Out of the records below, copy all lines in which the word "time" occurs.

(Source material Opens)

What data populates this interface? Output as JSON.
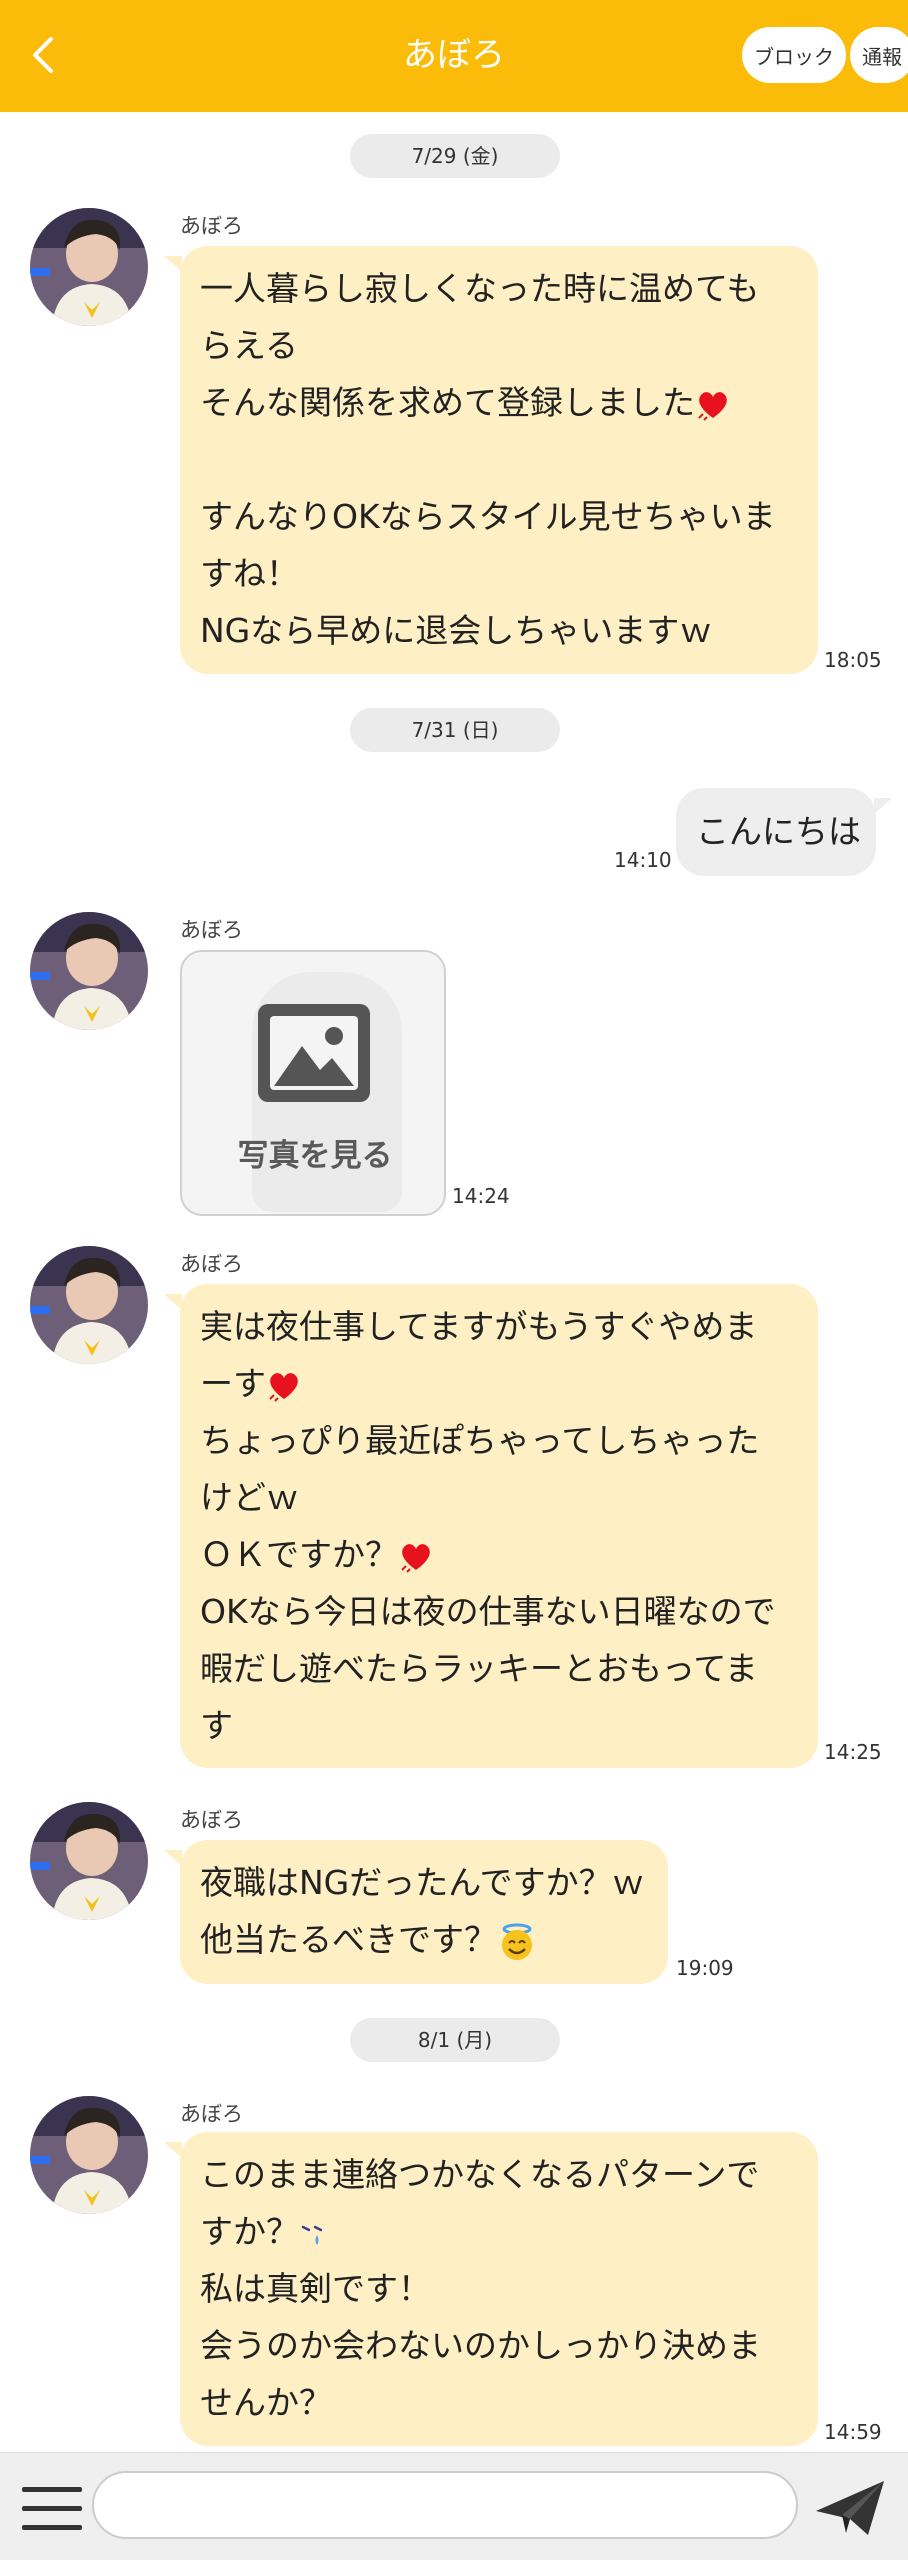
{
  "header": {
    "title": "あぼろ",
    "block_label": "ブロック",
    "report_label": "通報"
  },
  "colors": {
    "header": "#fbbb09",
    "incoming_bubble": "#fef0c4",
    "outgoing_bubble": "#eeeeee",
    "date_pill": "#ebebeb"
  },
  "messages": {
    "date1": "7/29 (金)",
    "m1": {
      "sender": "あぼろ",
      "lines": [
        "一人暮らし寂しくなった時に温めても",
        "らえる",
        "そんな関係を求めて登録しました",
        "",
        "すんなりOKならスタイル見せちゃいま",
        "すね！",
        "NGなら早めに退会しちゃいますｗ"
      ],
      "time": "18:05"
    },
    "date2": "7/31 (日)",
    "m2": {
      "text": "こんにちは",
      "time": "14:10"
    },
    "m3": {
      "sender": "あぼろ",
      "photo_label": "写真を見る",
      "time": "14:24"
    },
    "m4": {
      "sender": "あぼろ",
      "lines": [
        "実は夜仕事してますがもうすぐやめま",
        "ーす",
        "ちょっぴり最近ぽちゃってしちゃった",
        "けどｗ",
        "ＯＫですか？",
        "OKなら今日は夜の仕事ない日曜なので",
        "暇だし遊べたらラッキーとおもってま",
        "す"
      ],
      "time": "14:25"
    },
    "m5": {
      "sender": "あぼろ",
      "lines": [
        "夜職はNGだったんですか？ｗ",
        "他当たるべきです？"
      ],
      "time": "19:09"
    },
    "date3": "8/1 (月)",
    "m6": {
      "sender": "あぼろ",
      "lines": [
        "このまま連絡つかなくなるパターンで",
        "すか？",
        "私は真剣です！",
        "会うのか会わないのかしっかり決めま",
        "せんか？"
      ],
      "time": "14:59"
    }
  },
  "input": {
    "placeholder": ""
  },
  "icons": {
    "back": "chevron-left-icon",
    "menu": "hamburger-menu-icon",
    "send": "paper-plane-send-icon",
    "photo": "image-placeholder-icon",
    "heart": "heart-icon",
    "angel": "smiling-face-with-halo-icon",
    "tear": "crying-face-icon"
  }
}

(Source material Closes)

Problem solution ->
      "time": "18:05"
      "time": "14:10"
      "time": "14:24"
      "time": "14:25"
      "time": "19:09"
      "time": "14:59"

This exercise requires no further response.